====== PROVIDED INFORMATION

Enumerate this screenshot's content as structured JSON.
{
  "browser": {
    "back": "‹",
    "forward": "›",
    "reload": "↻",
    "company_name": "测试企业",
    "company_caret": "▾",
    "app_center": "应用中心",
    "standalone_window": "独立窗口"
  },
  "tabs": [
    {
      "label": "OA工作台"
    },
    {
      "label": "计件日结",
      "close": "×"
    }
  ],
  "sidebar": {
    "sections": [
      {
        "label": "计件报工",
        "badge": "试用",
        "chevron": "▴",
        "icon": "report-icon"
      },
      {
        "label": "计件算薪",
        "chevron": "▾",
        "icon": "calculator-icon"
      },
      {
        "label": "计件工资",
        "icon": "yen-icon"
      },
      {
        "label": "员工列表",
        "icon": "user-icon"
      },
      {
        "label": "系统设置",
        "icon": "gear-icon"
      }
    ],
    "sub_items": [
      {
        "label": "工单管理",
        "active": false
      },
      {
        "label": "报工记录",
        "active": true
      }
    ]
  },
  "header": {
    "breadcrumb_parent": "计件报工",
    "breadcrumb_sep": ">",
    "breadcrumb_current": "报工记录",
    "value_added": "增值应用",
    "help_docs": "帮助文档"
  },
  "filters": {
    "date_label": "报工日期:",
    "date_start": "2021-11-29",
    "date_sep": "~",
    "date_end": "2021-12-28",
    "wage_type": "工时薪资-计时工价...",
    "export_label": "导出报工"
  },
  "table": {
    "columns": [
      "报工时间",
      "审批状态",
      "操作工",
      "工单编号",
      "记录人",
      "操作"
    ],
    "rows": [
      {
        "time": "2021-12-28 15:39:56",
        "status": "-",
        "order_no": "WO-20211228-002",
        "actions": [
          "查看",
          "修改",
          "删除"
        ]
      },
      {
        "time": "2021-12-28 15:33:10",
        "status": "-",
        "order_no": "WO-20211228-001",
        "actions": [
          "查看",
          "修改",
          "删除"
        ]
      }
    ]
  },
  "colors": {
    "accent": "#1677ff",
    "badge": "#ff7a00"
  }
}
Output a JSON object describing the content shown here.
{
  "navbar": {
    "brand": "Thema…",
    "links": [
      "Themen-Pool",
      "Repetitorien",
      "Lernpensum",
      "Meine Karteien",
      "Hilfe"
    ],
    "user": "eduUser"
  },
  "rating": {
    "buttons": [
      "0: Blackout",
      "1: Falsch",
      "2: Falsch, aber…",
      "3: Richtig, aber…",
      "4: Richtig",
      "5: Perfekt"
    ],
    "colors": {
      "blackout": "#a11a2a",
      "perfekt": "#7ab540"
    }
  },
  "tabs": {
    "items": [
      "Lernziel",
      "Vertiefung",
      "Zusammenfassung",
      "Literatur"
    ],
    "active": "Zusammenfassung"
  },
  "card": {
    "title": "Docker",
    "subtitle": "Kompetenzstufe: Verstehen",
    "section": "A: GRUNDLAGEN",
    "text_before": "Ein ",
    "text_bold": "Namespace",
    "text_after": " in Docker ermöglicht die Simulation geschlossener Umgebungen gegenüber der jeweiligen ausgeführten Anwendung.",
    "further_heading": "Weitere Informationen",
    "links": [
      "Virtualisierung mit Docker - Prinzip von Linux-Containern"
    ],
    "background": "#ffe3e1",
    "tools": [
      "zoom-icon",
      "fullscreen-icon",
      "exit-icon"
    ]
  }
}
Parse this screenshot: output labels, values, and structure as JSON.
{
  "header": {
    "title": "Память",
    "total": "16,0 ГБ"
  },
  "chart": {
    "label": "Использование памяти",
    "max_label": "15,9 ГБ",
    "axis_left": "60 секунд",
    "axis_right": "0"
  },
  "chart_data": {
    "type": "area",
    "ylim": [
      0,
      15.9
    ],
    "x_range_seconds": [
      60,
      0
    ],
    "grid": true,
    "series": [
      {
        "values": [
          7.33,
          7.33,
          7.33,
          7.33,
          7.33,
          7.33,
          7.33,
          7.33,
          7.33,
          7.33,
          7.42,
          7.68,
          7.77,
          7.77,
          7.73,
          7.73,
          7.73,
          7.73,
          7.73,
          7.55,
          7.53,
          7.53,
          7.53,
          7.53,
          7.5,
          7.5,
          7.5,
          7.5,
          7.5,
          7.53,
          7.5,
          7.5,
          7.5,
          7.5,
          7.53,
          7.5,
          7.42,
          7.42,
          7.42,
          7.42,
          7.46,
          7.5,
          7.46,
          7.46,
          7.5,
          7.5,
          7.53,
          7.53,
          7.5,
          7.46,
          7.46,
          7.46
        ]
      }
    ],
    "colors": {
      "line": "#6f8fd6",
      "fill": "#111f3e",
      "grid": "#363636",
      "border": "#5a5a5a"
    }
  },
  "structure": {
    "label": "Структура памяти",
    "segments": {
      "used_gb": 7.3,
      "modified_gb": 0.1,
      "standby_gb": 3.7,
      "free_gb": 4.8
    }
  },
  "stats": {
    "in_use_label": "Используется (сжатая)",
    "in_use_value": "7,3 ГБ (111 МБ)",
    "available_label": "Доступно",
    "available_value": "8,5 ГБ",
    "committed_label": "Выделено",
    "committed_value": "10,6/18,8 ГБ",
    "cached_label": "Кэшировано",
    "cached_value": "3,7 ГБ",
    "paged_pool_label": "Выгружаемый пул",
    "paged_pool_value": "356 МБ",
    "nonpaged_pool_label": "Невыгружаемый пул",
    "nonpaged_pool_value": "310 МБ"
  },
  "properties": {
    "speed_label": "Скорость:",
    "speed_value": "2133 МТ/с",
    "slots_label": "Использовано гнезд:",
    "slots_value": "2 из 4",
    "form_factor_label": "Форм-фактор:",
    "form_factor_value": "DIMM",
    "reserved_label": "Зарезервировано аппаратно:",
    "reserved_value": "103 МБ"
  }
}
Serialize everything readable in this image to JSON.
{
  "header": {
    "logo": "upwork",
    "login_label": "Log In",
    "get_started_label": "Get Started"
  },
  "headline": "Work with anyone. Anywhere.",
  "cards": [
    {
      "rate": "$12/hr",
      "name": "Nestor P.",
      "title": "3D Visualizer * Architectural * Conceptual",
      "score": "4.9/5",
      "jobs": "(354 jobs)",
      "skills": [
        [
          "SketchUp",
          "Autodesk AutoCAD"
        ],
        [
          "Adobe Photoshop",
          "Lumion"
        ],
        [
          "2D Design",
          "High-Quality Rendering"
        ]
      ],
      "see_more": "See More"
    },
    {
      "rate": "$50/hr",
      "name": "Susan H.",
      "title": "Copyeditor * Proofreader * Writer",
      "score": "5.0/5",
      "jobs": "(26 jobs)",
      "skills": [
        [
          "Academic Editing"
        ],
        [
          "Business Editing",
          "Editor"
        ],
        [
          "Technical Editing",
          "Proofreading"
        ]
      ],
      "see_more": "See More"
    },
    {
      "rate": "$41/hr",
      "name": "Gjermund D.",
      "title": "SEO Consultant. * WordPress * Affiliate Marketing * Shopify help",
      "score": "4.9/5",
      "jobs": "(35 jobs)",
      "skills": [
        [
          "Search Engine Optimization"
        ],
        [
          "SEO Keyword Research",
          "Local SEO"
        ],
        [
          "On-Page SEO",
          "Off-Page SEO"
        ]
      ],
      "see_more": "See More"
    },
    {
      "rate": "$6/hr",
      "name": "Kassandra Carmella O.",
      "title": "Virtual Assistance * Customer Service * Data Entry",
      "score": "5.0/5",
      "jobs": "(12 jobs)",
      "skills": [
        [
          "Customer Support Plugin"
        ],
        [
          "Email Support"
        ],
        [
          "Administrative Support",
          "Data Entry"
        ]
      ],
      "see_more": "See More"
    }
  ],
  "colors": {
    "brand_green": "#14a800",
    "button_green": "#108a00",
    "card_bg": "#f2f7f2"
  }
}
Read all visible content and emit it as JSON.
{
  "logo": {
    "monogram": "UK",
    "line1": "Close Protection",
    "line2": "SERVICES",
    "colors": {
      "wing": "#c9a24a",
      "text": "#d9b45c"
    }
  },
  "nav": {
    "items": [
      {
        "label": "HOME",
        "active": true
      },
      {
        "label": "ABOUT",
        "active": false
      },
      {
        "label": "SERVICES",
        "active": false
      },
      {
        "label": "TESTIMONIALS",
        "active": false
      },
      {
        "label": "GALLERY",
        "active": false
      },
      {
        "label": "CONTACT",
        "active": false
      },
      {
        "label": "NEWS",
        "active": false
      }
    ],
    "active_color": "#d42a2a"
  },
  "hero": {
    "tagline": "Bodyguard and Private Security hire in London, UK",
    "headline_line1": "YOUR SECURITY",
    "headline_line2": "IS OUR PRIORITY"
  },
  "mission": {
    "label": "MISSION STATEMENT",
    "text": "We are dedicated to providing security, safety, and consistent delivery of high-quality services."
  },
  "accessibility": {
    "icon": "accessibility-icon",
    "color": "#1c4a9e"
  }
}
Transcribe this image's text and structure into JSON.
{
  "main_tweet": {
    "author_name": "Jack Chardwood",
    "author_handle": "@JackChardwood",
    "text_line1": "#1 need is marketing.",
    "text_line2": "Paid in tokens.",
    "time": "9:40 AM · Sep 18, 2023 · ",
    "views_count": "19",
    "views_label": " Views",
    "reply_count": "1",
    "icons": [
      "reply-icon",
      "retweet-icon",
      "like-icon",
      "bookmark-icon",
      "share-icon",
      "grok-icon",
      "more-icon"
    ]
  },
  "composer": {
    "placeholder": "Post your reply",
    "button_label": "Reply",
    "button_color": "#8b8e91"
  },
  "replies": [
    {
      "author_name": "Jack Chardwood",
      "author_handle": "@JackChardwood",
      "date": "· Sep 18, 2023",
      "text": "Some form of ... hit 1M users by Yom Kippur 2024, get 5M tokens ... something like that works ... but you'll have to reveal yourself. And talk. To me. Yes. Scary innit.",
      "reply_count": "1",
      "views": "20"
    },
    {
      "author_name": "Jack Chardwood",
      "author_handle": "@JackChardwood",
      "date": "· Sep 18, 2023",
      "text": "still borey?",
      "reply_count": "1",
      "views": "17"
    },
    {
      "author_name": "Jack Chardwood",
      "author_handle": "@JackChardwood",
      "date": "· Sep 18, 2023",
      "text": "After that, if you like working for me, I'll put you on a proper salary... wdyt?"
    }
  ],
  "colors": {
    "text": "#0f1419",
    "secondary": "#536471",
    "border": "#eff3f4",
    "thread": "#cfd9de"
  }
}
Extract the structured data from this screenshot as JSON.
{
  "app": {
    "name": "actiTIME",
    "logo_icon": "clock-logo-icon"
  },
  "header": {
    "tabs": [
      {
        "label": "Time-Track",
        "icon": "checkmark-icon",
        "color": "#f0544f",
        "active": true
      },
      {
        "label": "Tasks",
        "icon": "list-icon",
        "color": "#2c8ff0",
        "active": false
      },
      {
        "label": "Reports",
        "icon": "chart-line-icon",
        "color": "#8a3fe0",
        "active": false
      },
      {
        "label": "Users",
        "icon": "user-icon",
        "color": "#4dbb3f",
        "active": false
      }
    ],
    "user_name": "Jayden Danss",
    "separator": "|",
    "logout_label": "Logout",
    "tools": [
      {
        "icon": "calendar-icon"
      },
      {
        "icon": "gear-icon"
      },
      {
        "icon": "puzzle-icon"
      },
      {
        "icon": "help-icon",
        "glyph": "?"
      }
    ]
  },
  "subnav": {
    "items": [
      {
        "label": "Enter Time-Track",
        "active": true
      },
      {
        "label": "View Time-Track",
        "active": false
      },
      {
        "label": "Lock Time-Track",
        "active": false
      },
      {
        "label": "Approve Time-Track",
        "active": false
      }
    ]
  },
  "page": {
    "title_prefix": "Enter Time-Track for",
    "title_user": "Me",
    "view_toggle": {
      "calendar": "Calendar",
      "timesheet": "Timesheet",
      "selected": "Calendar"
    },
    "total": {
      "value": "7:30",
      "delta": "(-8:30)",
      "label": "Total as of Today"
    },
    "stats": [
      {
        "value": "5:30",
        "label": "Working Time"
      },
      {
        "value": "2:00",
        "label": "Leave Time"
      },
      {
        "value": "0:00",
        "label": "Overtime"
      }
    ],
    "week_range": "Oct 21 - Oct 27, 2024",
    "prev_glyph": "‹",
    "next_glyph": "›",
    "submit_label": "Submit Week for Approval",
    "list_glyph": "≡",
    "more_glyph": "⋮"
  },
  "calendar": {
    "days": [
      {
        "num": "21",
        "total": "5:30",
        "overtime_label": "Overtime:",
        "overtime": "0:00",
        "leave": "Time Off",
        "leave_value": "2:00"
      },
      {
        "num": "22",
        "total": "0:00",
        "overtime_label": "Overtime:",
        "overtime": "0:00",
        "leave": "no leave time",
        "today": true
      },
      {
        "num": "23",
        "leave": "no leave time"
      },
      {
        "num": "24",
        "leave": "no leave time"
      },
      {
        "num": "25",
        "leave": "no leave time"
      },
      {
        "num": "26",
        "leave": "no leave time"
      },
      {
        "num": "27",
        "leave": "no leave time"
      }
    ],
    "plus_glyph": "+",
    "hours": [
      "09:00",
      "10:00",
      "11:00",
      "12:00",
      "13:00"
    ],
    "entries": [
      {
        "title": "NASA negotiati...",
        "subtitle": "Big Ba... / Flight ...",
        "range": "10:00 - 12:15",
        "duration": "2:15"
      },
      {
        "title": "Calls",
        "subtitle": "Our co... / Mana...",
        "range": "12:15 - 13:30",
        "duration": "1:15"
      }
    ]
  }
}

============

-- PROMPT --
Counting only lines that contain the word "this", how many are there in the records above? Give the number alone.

-- ANSWER SPACE --
5